Content starts
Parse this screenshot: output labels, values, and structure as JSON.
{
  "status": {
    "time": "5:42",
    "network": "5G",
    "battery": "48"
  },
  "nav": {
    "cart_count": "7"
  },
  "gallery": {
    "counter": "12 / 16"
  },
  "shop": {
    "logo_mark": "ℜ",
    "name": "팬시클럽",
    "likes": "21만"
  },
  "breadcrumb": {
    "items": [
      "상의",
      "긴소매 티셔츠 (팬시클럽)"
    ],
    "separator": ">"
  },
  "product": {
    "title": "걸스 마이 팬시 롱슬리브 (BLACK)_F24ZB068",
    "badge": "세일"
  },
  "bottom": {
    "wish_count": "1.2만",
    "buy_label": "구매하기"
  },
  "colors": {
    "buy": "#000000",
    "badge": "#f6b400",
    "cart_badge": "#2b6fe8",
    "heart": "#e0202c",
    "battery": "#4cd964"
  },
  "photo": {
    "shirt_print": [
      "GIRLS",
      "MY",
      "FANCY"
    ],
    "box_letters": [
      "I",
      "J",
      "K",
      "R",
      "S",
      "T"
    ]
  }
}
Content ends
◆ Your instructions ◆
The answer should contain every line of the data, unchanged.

◆ Exercise answer ◆
Parse this screenshot: output labels, values, and structure as JSON.
{
  "status": {
    "time": "5:42",
    "network": "5G",
    "battery": "48"
  },
  "nav": {
    "cart_count": "7"
  },
  "gallery": {
    "counter": "12 / 16"
  },
  "shop": {
    "logo_mark": "ℜ",
    "name": "팬시클럽",
    "likes": "21만"
  },
  "breadcrumb": {
    "items": [
      "상의",
      "긴소매 티셔츠 (팬시클럽)"
    ],
    "separator": ">"
  },
  "product": {
    "title": "걸스 마이 팬시 롱슬리브 (BLACK)_F24ZB068",
    "badge": "세일"
  },
  "bottom": {
    "wish_count": "1.2만",
    "buy_label": "구매하기"
  },
  "colors": {
    "buy": "#000000",
    "badge": "#f6b400",
    "cart_badge": "#2b6fe8",
    "heart": "#e0202c",
    "battery": "#4cd964"
  },
  "photo": {
    "shirt_print": [
      "GIRLS",
      "MY",
      "FANCY"
    ],
    "box_letters": [
      "I",
      "J",
      "K",
      "R",
      "S",
      "T"
    ]
  }
}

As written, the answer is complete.